Saturday, September 20, 2014

Kent: Switching from traditional freestyle to Total Immersion Easy Freestyle in one lesson!

Kent came to his first class with a high level of skill; he had been a successful competitive freestyle swimmer in high school.  His transformation suggests what can be done in a 1-1/2 hour lesson with willingness to slow down his stroke, a patient calm, and focused attention to details.

Monday, September 15, 2014

Progress Report: Beverly 9/15/14. Total Immersion Swimming

With grace, attention to details, patience and ease: Beverly swims beautifully by the end of lesson 4. She is ready to swim laps, count her strokes, and continue to refine her technique and perceptions through practice. Bev has a list of focal points to help her remain mindful during future practices.

Tuesday, September 9, 2014

Found on YouTube: Slow motion 2-beat kick

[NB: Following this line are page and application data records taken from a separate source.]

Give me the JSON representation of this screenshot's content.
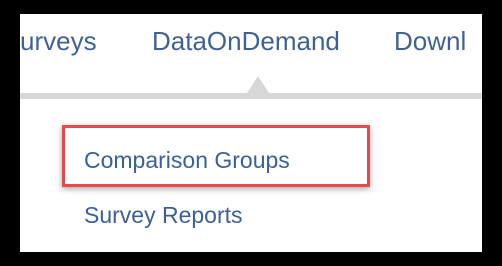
{
  "nav": {
    "items": [
      {
        "label": "urveys"
      },
      {
        "label": "DataOnDemand"
      },
      {
        "label": "Downl"
      }
    ]
  },
  "dropdown": {
    "items": [
      {
        "label": "Comparison Groups",
        "highlighted": true
      },
      {
        "label": "Survey Reports",
        "highlighted": false
      }
    ]
  },
  "colors": {
    "link": "#3f6293",
    "highlight_border": "#e44b4b",
    "menu_bar": "#d7d7d7",
    "outer_frame": "#000000"
  }
}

My experience is that the 2-beat kick must be learned in stages. First, the "2 wide legs" stage; then a more compact position of "feet close together -then- feet opening"; last, finding separate sensation in the R or L leg, allowing just one leg to flick, and then the other.

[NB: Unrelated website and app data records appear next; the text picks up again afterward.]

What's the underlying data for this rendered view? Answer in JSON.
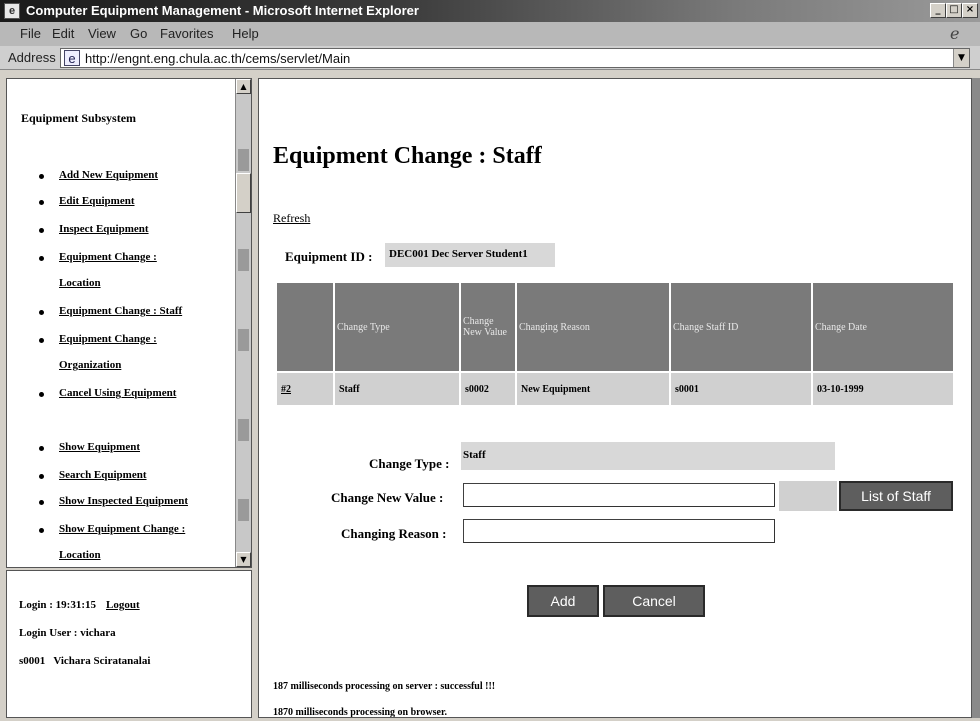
{
  "window": {
    "title": "Computer Equipment Management - Microsoft Internet Explorer"
  },
  "menu": [
    "File",
    "Edit",
    "View",
    "Go",
    "Favorites",
    "Help"
  ],
  "address": {
    "label": "Address",
    "url": "http://engnt.eng.chula.ac.th/cems/servlet/Main"
  },
  "sidebar": {
    "heading": "Equipment Subsystem",
    "items": [
      {
        "label": "Add New Equipment"
      },
      {
        "label": "Edit Equipment"
      },
      {
        "label": "Inspect Equipment"
      },
      {
        "label": "Equipment Change :"
      },
      {
        "label": "Location"
      },
      {
        "label": "Equipment Change : Staff"
      },
      {
        "label": "Equipment Change :"
      },
      {
        "label": "Organization"
      },
      {
        "label": "Cancel Using Equipment"
      },
      {
        "label": "Show Equipment"
      },
      {
        "label": "Search Equipment"
      },
      {
        "label": "Show Inspected Equipment"
      },
      {
        "label": "Show Equipment Change :"
      },
      {
        "label": "Location"
      }
    ]
  },
  "session": {
    "login_time": "Login : 19:31:15",
    "logout_label": "Logout",
    "login_user": "Login User : vichara",
    "staff_line": "s0001   Vichara Sciratanalai"
  },
  "main": {
    "title": "Equipment Change : Staff",
    "refresh_label": "Refresh",
    "equipment_id_label": "Equipment ID :",
    "equipment_id_value": "DEC001 Dec Server Student1",
    "table": {
      "headers": [
        "",
        "Change Type",
        "Change New Value",
        "Changing Reason",
        "Change Staff ID",
        "Change Date"
      ],
      "rows": [
        [
          "#2",
          "Staff",
          "s0002",
          "New Equipment",
          "s0001",
          "03-10-1999"
        ]
      ]
    },
    "form": {
      "change_type_label": "Change Type :",
      "change_type_value": "Staff",
      "new_value_label": "Change New Value :",
      "new_value": "",
      "reason_label": "Changing Reason :",
      "reason": "",
      "list_button": "List of Staff",
      "add_button": "Add",
      "cancel_button": "Cancel"
    },
    "status": {
      "server": "187 milliseconds processing on server : successful !!!",
      "browser": "1870 milliseconds processing on browser."
    }
  }
}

This is a great video of a well executed Total Immersion Swimming 2-beat kick:

Monday, September 8, 2014

Progress report: Beverly 9/7/14

Beverly came to the pool on Day 1 with a nicely coordinated side stroke and good flotation on her back. She practiced superman float, superman glide, "tic toc" hip rotation, slot-to-skate, and elbow circles for recovery arm. Here is her crawl at the start of lesson #2 with a bit more relaxed arms and head:

Lesson 2 began with a skate-with-flutter drill in 3 steps: (1) motion of the head to air and to downward alignment; (2) slow motion of the recovery arm, dragging fingertips and forming a geometric entry; (3) slot-to-switch (bringing her to the other "edge"). Since her first switch was so powerful that it flipped her onto her back, we moved right into practicing the "sweet spot" (on 3/4 back) breathing position. Here is a sample of that skating practice:

From there, after another practice of superman and tic-toc hip rotation, she repeated yesterday's practice of slot-to-skate and elbow circles for recovery arm. She did repetitions of "relaxing her forearm" by dragging it in the water. The next video is Bev's best swim at the end of class:

I see a well organized core body with a rhythmic forward thrust of propulsion created by her relaxed recovery arm and stable "underwater reaching" arm. I feel fairly certain that she is not thinking about her legs... but you can see the clear "plunk" splash of one foot that demonstrates oppositional (contralateral) core body engagement.

Future goals for Bev: wide tracks, timing of switch-to-pocket, and a bit further deconstruction of her 2-beat kick until it is effective (primarily for hip rotation) and streamlined.